|Alumnus promotes presidential dollar
By Courtney Brasel
Public relations, junior
If you have a new $1 presidential coin jingling around in your pocket, chances are you heard about it through the efforts of department alumnus Michael Schiferl.
As second vice president, director of media relations for the highly regarded Weber Shandwick Worldwide, Schiferl, B.A., 1989, was directly involved with shaping and implementing the editorial media outreach efforts promoting the new coins. The prestigious firm began working with the U.S. Mint in October 2006 to help implement the $1 Presidential Coin Act of 2005.
"We have had multiple waves of media outreach with enormous success and widespread editorial coverage in both print and electronic media outlets, both online and offline," said Schiferl, who joined Weber Shandwick Worldwide in 2004 after many years at various industry posts.
The first big media event was the unveiling of the new coins' designs at a well-staged press event at the Presidential Portrait Gallery in Washington, D.C., in November. "Virtually every paper in the country, TV station, major radio network and key online portals covered or posted the story, even as page 1 news," he said.
After the design unveil, he and his team continued to "seed" stories about the forthcoming coins via local events and media interviews. For instance, schools in select cities held George Washington look-alike contests to promote the first coin, which honors the nation's first president.

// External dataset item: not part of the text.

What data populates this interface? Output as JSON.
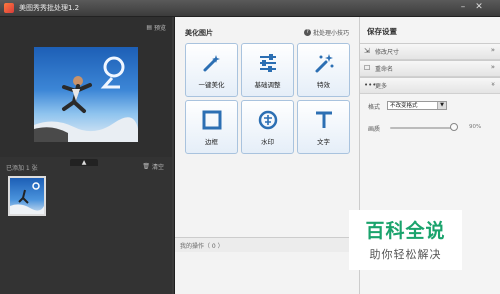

"A big component of the campaign is also about the educational value of the coins in school rooms, much like the very successful 50 States Quarters Program on which the $1 Presidential Coin Act is based."
In February, near President's Day, the actual coins went into circulation. "Again we did the full-court press with media outreach, garnering coverage across the world," he said. "We did a ceremonial ‘first spend' with the director of the U.S. Mint in New York City's Grand Central station, and had the public be able to do a coin exchange, dollar bills for coins."
Throughout the process, Schiferl spoke directly to producers and reporters at many outlets, arranging in-studio interviews for the mint director with outlets such as CNN and "The Today Show." In addition to the more "serious" news outlets, the coins were also featured on such shows as "Regis & Kelly," and were even a question on the game show "Jeopardy."
"Across these early phases of the program, we've been able to garner about 4,000 known editorial stories about the new coins and more are still coming."
Schiferl said the vast majority of press has been neutral or positive, but most importantly, has included messages that the U.S. Mint wanted to be sure were conveyed, such as the new coins aren't replacing dollar bills.
The successful push is just one in a long line of campaigns that Schiferl was involved in. Over the years he has worked on dozens of editorial outreach campaigns for Microsoft's X-box, Harley-Davidson, Kentucky Fried Chicken, even the "got milk?" campaign, among others. Most recently, he was working with the New Orleans visitors and convention bureau to promote Mardi Gras.
"I've been fortunate to have worked on some of the biggest brands and PR campaigns in the industry over the years," he said.
Even though he is busy, Schiferl still finds ways to stay connected to Purdue. He is on the advisory board of Discovery Research Park and has participated in Com Day, hosted by Purdue's chapter of the Public Relations Student Society of America. He also joined many department professors in a goodwill visit to Tsinghua University in China last year.